The escape into a novel is luxury. I had forgotten. I love when a good books turns a day into minutes. When one moves from sofa to chair to chaise with book until the last page is turned.
The study of one page of music over and over and over again until some small amount of mastery is achieved is, in some ways, crazy-making ( who spends hours on one page of music?) and, in the end, if you can let go of total sum gains, entirely satisfying. (I’m not sure that JS Bach would give me a pass on his Allemande in GM, but I’m taking it.)

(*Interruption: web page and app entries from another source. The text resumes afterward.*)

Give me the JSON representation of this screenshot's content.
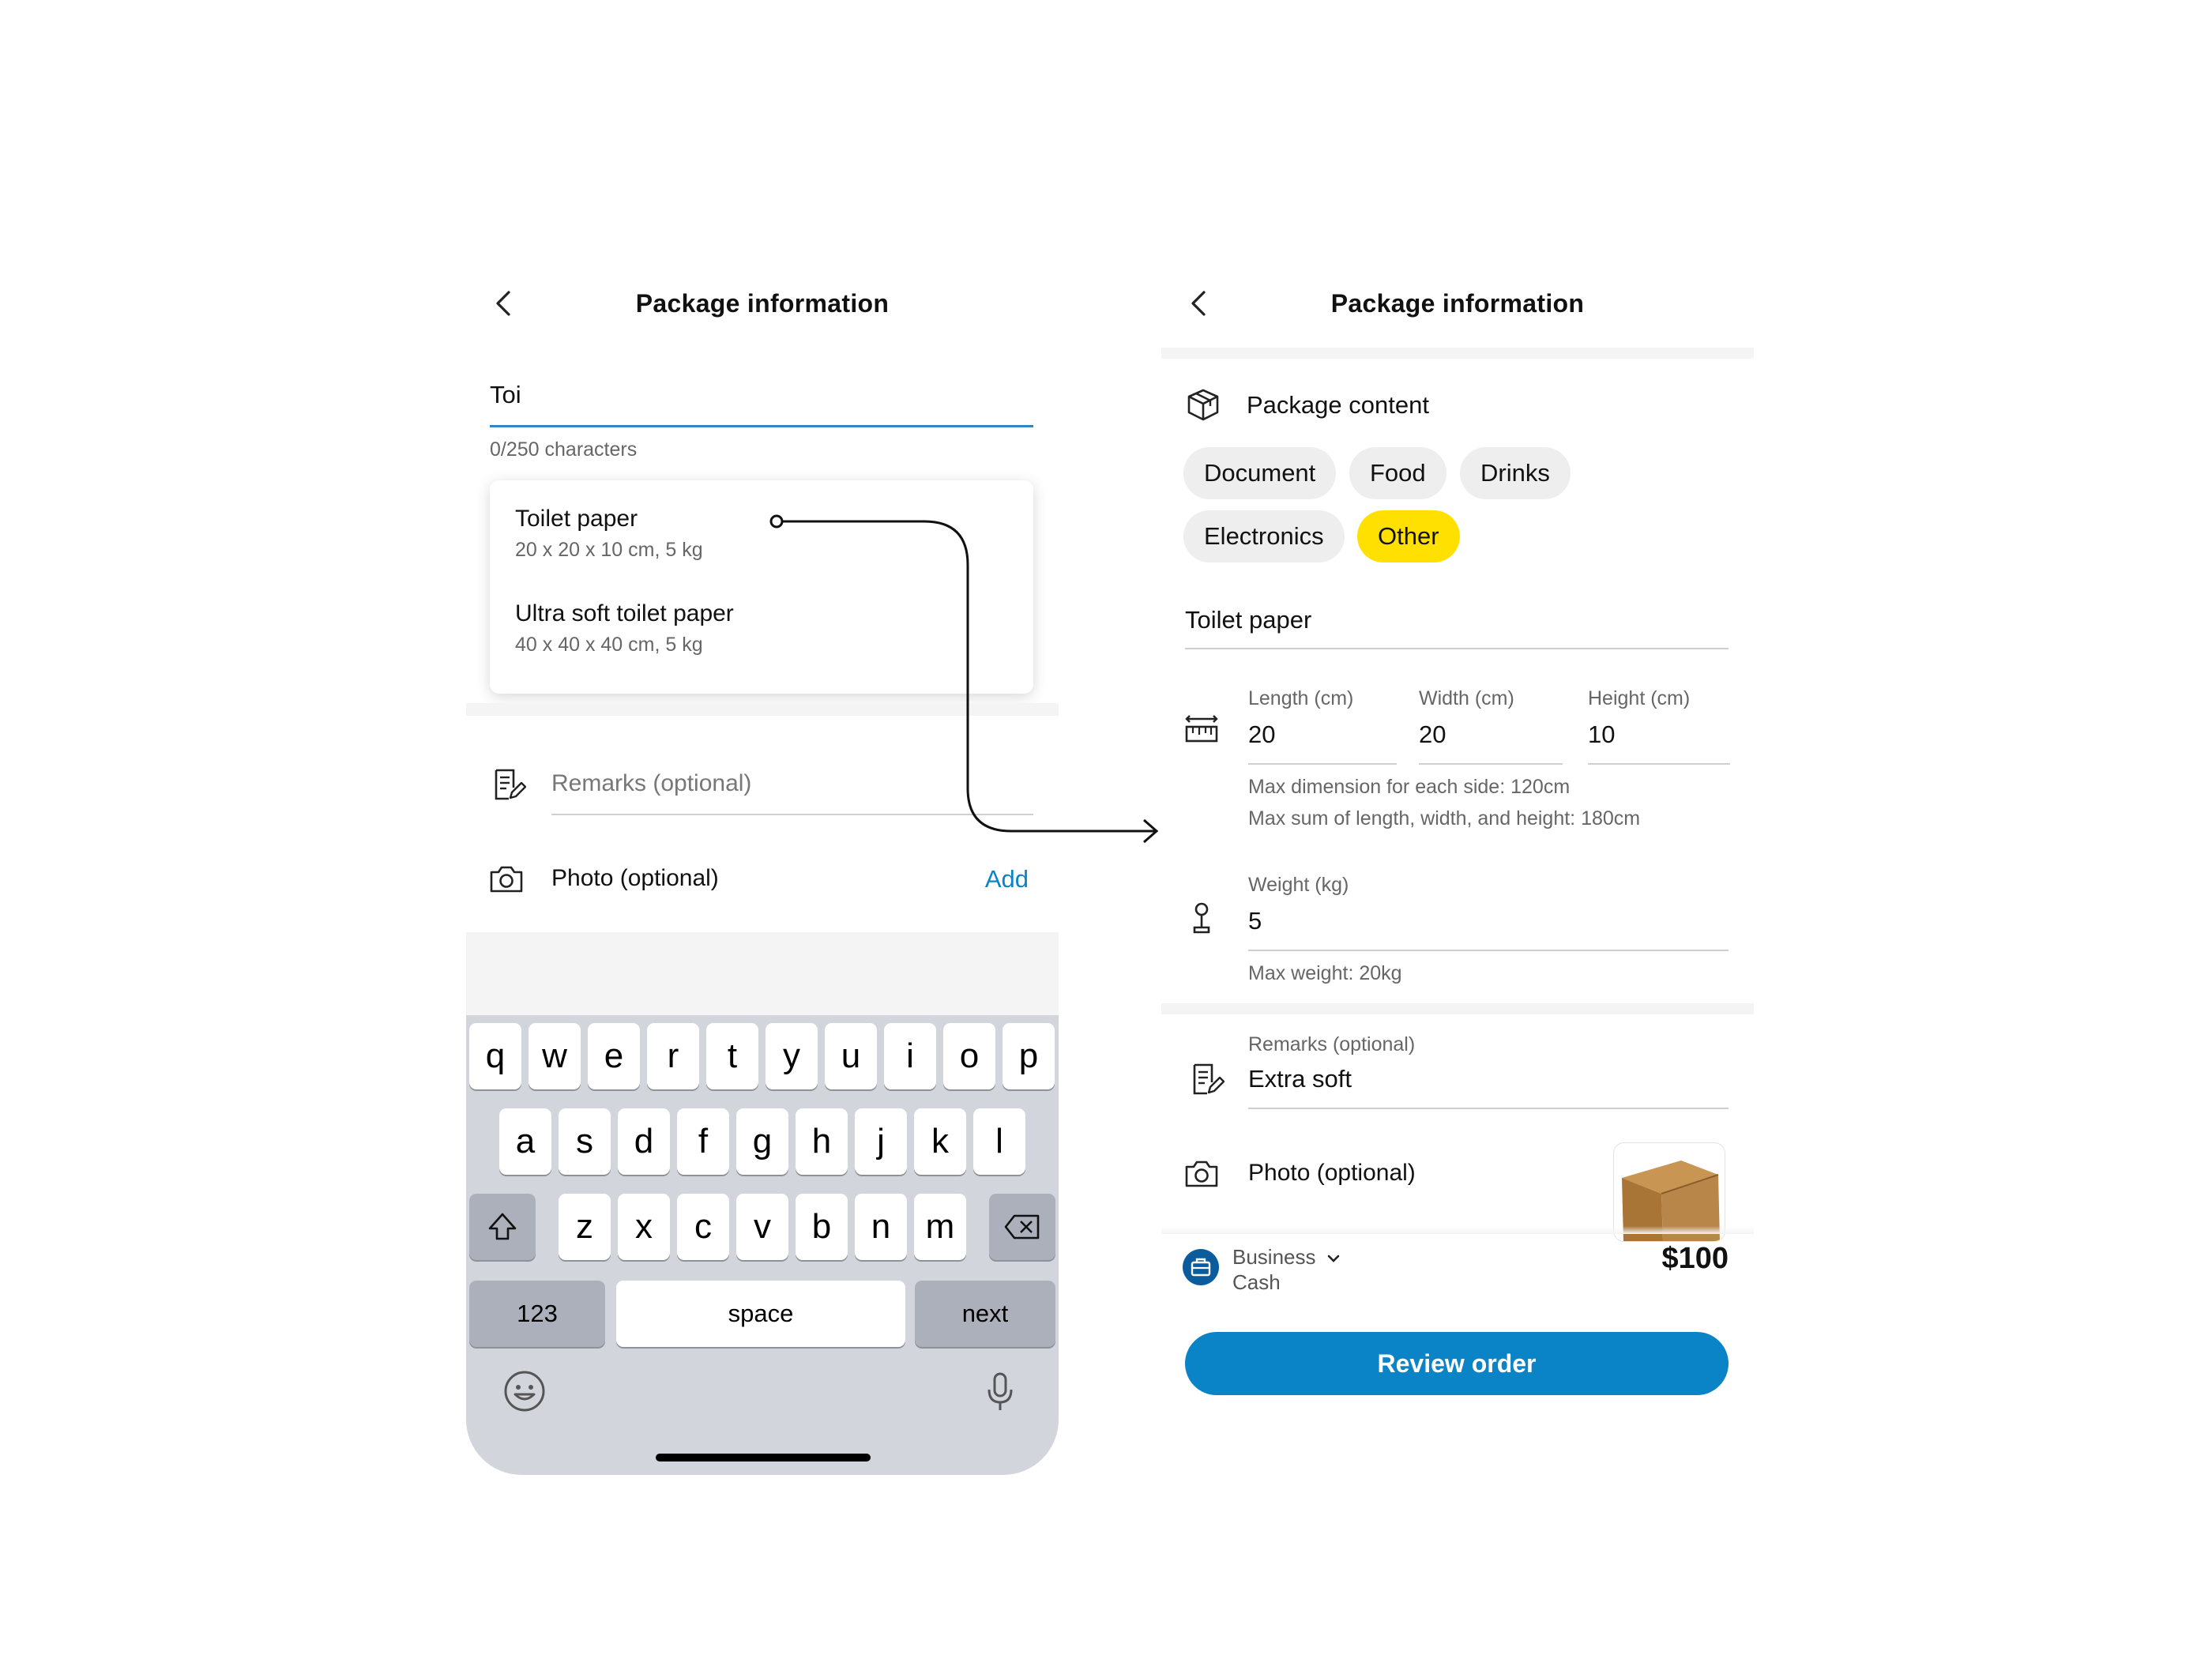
{
  "left": {
    "title": "Package information",
    "search_value": "Toi",
    "char_count": "0/250 characters",
    "suggestions": [
      {
        "title": "Toilet paper",
        "sub": "20 x 20 x 10 cm, 5 kg"
      },
      {
        "title": "Ultra soft toilet paper",
        "sub": "40 x 40 x 40 cm, 5 kg"
      }
    ],
    "remarks_placeholder": "Remarks (optional)",
    "photo_label": "Photo (optional)",
    "add_label": "Add",
    "keyboard": {
      "row1": [
        "q",
        "w",
        "e",
        "r",
        "t",
        "y",
        "u",
        "i",
        "o",
        "p"
      ],
      "row2": [
        "a",
        "s",
        "d",
        "f",
        "g",
        "h",
        "j",
        "k",
        "l"
      ],
      "row3": [
        "z",
        "x",
        "c",
        "v",
        "b",
        "n",
        "m"
      ],
      "numbers": "123",
      "space": "space",
      "next": "next"
    }
  },
  "right": {
    "title": "Package information",
    "content_title": "Package content",
    "chips": [
      "Document",
      "Food",
      "Drinks",
      "Electronics",
      "Other"
    ],
    "selected_chip": "Other",
    "item_name": "Toilet paper",
    "length_label": "Length (cm)",
    "length_value": "20",
    "width_label": "Width (cm)",
    "width_value": "20",
    "height_label": "Height (cm)",
    "height_value": "10",
    "hint_dimension": "Max dimension for each side: 120cm",
    "hint_sum": "Max sum of length, width, and height: 180cm",
    "weight_label": "Weight (kg)",
    "weight_value": "5",
    "hint_weight": "Max weight: 20kg",
    "remarks_label": "Remarks (optional)",
    "remarks_value": "Extra soft",
    "photo_label": "Photo (optional)",
    "payment_account": "Business",
    "payment_method": "Cash",
    "price": "$100",
    "review_button": "Review order"
  },
  "colors": {
    "accent_blue": "#0a84c6",
    "selected_chip": "#ffe000",
    "input_focus": "#2e86c9"
  },
  "icons": [
    "chevron-left-icon",
    "package-icon",
    "ruler-icon",
    "weight-icon",
    "notes-icon",
    "camera-icon",
    "business-briefcase-icon",
    "chevron-down-icon",
    "shift-icon",
    "backspace-icon",
    "emoji-icon",
    "microphone-icon"
  ]
}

The joy of creativity in the kitchen. Roasted beets with cantaloupe, chunked garden tomatoes, feta and a honey dijon dressing. Pesto. Corn chowder. Carnitas. Tamales. Sesame Noodles. Chimichurri. Key Lime pie. Dal. Peaches over yogurt with homemade granola. A delight to cook in bare feet at the counter watching the birds at the feeder while the radio sings Dvorak.
Prayer is layered in all of this. In the glory of God’s creation leaning into the wind on a mountain cliff, in the sunrise that emerges incrementally from the ocean in hints of pink, orange and scarlet; in the sharing of table and time with family, children, dear friends, college classmates; in rejoicing in good health; in grieving those lost; holding in the heart those who are ill or lonely, lost, searching, struggling. Prayer is never far. Never far. And God is as close as one’s own heartbeat and tender as the grass and as powerful as the tectonic forces that pushed mountains into the sky. Worship and Intercession do not go on vacation. But they take a different form.
There’s a snap in the air today, praise God. It is the snap that I’ve been waiting for and it arrives just as my Vacation slides into Home Plate.
The snap of chilliness on my legs as I pad down to the kitchen to press the “on” button on the coffee machine tells me that it is time to put on long pants, lace up shoes and go back to work.
It is time to go back to the gym.
It is time to plan menus again a week at a time with my calendar in one hand.
It is time to think: Power Point. Convention. Confirmation. Clergy. Budget and Finance.
It is time to re-engage the rhythm of study-prayer-writing-preaching
Meetings. Which mean Relationships. Which are good.
Meetings. Which means Information. That leads to Mission. That is Good.
Leadership and Liturgy and the Work of Building the Kingdom.
Now. Now. Now.